In addition to themes are stickers. If you’re familiar with Line or WhatsApp or apparently now Facebook Messenger, stickers are larger-than-emoji sized images that can be used when communicating with others — which is probably only done in a messaging or social media app. These stickers were free, but I’m assuming this is a marketing arena made to generate revenue, so the more sticker packs they come out with in the future, the more they’ll likely have the propensity to charge for them.

With all this being said — how does the actual keyboard function now that it’s been officially released? (That is, of course, the most important component of arguably one of the most important functionalities of a mobile device). To be honest, it’s a mixed bag. Here’s the rundown the of things Next does right, and where it has some misses.

What Next Does Right

  • The themes are beautiful, so pulling up that keyboard in any context is a delight
  • The emoji picker is brilliantly integrated into the keyboard pane, and it’s easily scrollable
  • Stickers are easily accessible as well, and Next makes it easy to paste them into conversations (unfortunately, due to technical obstacles, you can’t just tap a sticker and assume it will populate in the Messages app — it must be copy and pasted. Next copies it for you, and simply suggests you tap the text field to paste)
  • Text navigating is done in a wonderful way (even ahead of the changes Apple is making in iOS 9 for iPad). Essentially, you tap and hold on the spacebar, and slide left or right to weave the cursor through the text on the screen. Simple, intuitive, and functionally sound. I really like this.
  • iOS/Apple device only. This helps limit the resources and improves the focus on the software moving forward.

Where Next Falls Short

Unfortunately, for all the great things Next does right, it has some major shortfalls:

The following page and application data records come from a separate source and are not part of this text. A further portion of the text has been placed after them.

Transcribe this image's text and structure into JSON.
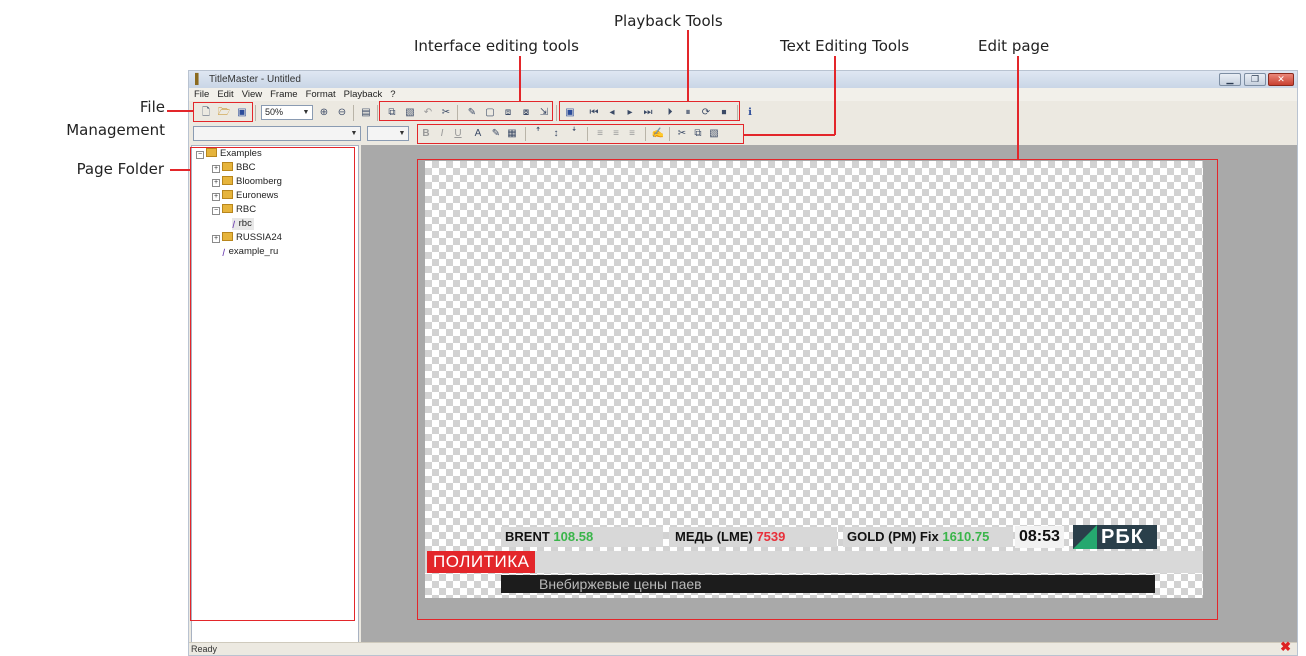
{
  "annotations": {
    "playback_tools": "Playback Tools",
    "interface_editing_tools": "Interface editing tools",
    "text_editing_tools": "Text Editing Tools",
    "edit_page": "Edit page",
    "file_management_line1": "File",
    "file_management_line2": "Management",
    "page_folder": "Page Folder"
  },
  "window": {
    "title": "TitleMaster - Untitled",
    "menu": [
      "File",
      "Edit",
      "View",
      "Frame",
      "Format",
      "Playback",
      "?"
    ],
    "zoom": "50%"
  },
  "tree": {
    "root": "Examples",
    "items": [
      "BBC",
      "Bloomberg",
      "Euronews",
      "RBC",
      "rbc",
      "RUSSIA24",
      "example_ru"
    ]
  },
  "canvas": {
    "ticker": [
      {
        "label": "BRENT",
        "value": "108.58"
      },
      {
        "label": "МЕДЬ (LME)",
        "value": "7539"
      },
      {
        "label": "GOLD (PM) Fix",
        "value": "1610.75"
      }
    ],
    "clock": "08:53",
    "logo": "РБК",
    "category": "ПОЛИТИКА",
    "news": "Внебиржевые цены паев"
  },
  "status": {
    "ready": "Ready"
  },
  "icons": {
    "app": "titlemaster-icon",
    "error": "error-x-icon"
  },
  "colors": {
    "annotation_red": "#e3262a",
    "ticker_up": "#3ab54a",
    "ticker_down": "#e8303a",
    "logo_green": "#25a86f"
  }
}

  • They removed the microphone shortcut in their keyboard design. Not sure if this is a limitation imposed by Apple or not, but I actually find myself using it on occasion, especially if I’m doing the walk-and-text thing around Chicago — way easier to just tap that microphone button and say what I need to type and send away.
  • They have access to everything you type, apparently. I’m assuming they’re classy and not tracking this stuff, but you can never be sure. (And to note, all third-party keyboards have this same caveat.)
  • There’s a lag in pulling up Next keyboard. This is usually always the case, and that one or so extra second of lag is really annoying, especially if you’re used to the speed at which iOS keyboard pulls up (immediately). This is part of the deal breaker for me. Again, this may be a limitation caused by Apple’s SDK component for third-party keyboards, but either way, it renders this keyboard that much more unusable on a daily basis.
  • It still doesn’t activate all the time. This is the other deal breaker for me, and the reason I removed Next again from my device. Sometime I’ll pull down on the home screen to get to Spotlight, or open Messages to resume a conversation, and the keyboard won’t roll up (the cursor will just sit in the text field). This requires a force-quit of the app, which usually fixes it, but that doesn’t solve the Spotlight issue. Regardless of what the problem is, this is unacceptable for any third-party keyboard software.


Overall, the Next keyboard is a tremendous effort in squeezing a lot of functionality in a great, well-designed keyboard. Whether by its manufacture or through limitations in the iOS SDK, however, its problems outweigh its benefits and I can’t rightly recommend it until those technicalities are dealt with.

Let’s hope that the incremental improvements in iOS 9’s keyboard for iPad reinvigorate the third-party keyboard market to improve designs and functionalities (and prompt Apple to fix issues inherent in their SDK) so that we can continue to see improvements to the way we interact with our devices.